57 THREE Race critical scholarship and public engagement1 The ways that academic scholars conceive of, analyse and debate race and racism are matters of theoretical deliberation within and across disciplinary boundaries, but such discussions, however abstract and rarefied, are rarely done just for the sake of speaking to other scholars. Their purposiveness may be far removed from aiming at policy relevance or even social action, but they commonly have a critical edge or intent directed at the demise, or at least the reduction, of racism in a world shaped
five ‘Race’ and culture Introduction Making a risk assessment about an offender requires the assessor to gather information about potential risk factors and to think about how those factors interact with each other, and with the behaviour of concern (Baker, 2006). As considered in Chapter Two, risk factors are based on findings about groups of offenders; being those variables that have been found to be associated with the likelihood of offending behaviour (McGuire, 2002b). The precise causal connections for any individual offender have to be considered
first year editing the journal he co-founded, Sociology of Race and Ethnicity . Infante asked a question that we had asked each other many, many times before as we—the craft beer lovers that we are—explored the various virtual and literal spaces of its culture of consumption, and as we—at the same time, as trained scholars who cannot but help to be critical of our own experiences—looked through our critical lenses and scratched our heads at the obvious, in-your-face, whiteness (and hetero-masculinity) of the scene. As sociologists trained to see the ways in which
Available Open Access under CC-BY-NC licence. 50 years after the establishment of the Runnymede Trust and the Race Relations Act of 1968 which sought to end discrimination in public life, this accessible book provides commentary by some of the UK’s foremost scholars of race and ethnicity on data relating to a wide range of sectors of society, including employment, health, education, criminal justice, housing and representation in the arts and media.
It explores what progress has been made, identifies those areas where inequalities remain stubbornly resistant to change, and asks how our thinking around race and ethnicity has changed in an era of Islamophobia, Brexit and an increasingly diverse population.
Global South. That would, however, not sit well with the crony capitalists who have gained the most from illiberal movements. As I will show, they have their problems with the multinational corporations of the West, but they do need Western investment for their own projects, and so have been happy to encourage ‘competitive’ low wages.
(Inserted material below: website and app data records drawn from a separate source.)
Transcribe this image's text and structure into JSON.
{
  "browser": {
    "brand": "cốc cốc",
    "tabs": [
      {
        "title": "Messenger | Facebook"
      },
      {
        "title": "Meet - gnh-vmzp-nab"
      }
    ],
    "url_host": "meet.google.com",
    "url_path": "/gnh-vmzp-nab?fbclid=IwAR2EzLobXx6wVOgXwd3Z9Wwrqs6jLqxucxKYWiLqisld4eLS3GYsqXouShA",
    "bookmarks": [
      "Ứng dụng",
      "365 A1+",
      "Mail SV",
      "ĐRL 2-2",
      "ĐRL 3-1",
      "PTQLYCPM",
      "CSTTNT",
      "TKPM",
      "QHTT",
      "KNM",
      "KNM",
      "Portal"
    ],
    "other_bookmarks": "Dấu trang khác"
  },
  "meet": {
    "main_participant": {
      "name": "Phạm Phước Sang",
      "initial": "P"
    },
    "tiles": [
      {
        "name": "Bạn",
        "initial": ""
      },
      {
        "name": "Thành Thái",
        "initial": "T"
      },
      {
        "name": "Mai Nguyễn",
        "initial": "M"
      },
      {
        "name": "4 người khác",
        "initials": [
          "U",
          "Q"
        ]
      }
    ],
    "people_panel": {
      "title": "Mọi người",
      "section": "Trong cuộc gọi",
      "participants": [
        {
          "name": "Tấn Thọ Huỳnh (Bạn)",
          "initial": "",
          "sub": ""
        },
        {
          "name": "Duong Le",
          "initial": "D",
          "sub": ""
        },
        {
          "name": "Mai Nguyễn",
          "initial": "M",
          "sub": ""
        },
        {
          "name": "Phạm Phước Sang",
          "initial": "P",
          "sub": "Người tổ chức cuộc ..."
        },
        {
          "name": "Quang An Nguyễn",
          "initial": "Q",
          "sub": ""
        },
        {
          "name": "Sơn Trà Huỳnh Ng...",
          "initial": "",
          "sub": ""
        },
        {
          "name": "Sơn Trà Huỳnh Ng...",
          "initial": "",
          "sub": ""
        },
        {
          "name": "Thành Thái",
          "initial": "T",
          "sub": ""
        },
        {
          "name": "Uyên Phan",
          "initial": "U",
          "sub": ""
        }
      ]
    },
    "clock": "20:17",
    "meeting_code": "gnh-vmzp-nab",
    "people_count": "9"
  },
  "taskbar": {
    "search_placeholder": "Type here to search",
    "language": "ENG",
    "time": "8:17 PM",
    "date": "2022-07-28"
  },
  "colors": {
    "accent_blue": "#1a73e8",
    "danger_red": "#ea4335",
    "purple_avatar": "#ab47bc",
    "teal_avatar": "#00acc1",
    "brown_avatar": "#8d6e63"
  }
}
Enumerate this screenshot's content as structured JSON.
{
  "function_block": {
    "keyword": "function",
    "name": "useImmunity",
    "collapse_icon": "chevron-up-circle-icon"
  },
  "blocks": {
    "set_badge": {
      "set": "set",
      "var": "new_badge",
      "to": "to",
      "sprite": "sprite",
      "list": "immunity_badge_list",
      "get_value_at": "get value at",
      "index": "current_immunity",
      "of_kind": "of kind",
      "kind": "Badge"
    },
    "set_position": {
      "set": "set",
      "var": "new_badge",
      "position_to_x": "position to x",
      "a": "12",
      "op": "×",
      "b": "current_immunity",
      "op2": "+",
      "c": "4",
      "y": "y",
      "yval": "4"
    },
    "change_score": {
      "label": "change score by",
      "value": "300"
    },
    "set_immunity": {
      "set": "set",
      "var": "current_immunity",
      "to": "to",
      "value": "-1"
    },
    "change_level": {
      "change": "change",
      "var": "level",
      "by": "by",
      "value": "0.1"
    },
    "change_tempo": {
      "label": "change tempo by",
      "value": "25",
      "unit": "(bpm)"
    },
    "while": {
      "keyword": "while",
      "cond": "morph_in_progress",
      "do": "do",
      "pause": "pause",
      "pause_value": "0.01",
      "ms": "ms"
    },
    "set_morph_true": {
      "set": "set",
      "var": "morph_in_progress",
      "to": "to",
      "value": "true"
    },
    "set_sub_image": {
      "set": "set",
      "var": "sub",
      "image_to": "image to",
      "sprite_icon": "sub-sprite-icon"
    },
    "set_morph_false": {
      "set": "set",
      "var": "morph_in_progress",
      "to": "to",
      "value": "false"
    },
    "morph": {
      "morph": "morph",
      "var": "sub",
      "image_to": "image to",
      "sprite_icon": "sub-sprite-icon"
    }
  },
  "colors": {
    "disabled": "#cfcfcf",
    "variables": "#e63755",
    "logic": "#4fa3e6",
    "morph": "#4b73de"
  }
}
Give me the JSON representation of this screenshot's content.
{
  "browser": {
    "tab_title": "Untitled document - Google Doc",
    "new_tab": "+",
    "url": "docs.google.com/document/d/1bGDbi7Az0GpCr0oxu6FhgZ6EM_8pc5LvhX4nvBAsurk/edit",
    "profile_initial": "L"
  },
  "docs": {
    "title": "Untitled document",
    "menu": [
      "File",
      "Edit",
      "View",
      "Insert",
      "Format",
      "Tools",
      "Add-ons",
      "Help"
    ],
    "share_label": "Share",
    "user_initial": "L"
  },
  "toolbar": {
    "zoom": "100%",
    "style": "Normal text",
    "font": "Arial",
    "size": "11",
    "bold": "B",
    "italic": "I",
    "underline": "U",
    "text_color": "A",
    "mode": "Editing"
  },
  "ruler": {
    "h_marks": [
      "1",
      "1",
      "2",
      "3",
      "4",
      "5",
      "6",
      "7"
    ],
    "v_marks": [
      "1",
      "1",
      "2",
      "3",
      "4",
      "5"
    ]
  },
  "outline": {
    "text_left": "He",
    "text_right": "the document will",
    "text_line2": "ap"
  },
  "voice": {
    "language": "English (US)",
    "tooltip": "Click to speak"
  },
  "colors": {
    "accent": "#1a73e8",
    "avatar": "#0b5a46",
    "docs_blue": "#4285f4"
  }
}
Against that reality they offer as a balm the emotional or (to use the technically more correct term) affective politics of imagined kinship felt among people of the same nation and race. 13 Illiberal Central Europeans (which is by far
I wanted to come lithe and young into a world that was ours and to help build it together … yet my body was given back to me … clad in mourning. ( Fanon, 2008 ) This article asks the question: What is the value of psychoanalysis for the theorising of race in our contemporary moment – a moment when social awareness of systemic racism is broader than ever, yet disturbing incidents of racial violence and vulnerability persist alongside stubborn (if not intensifying) patterns of inequality and segregation? The manic ‘post-racial’ moment that dawned with the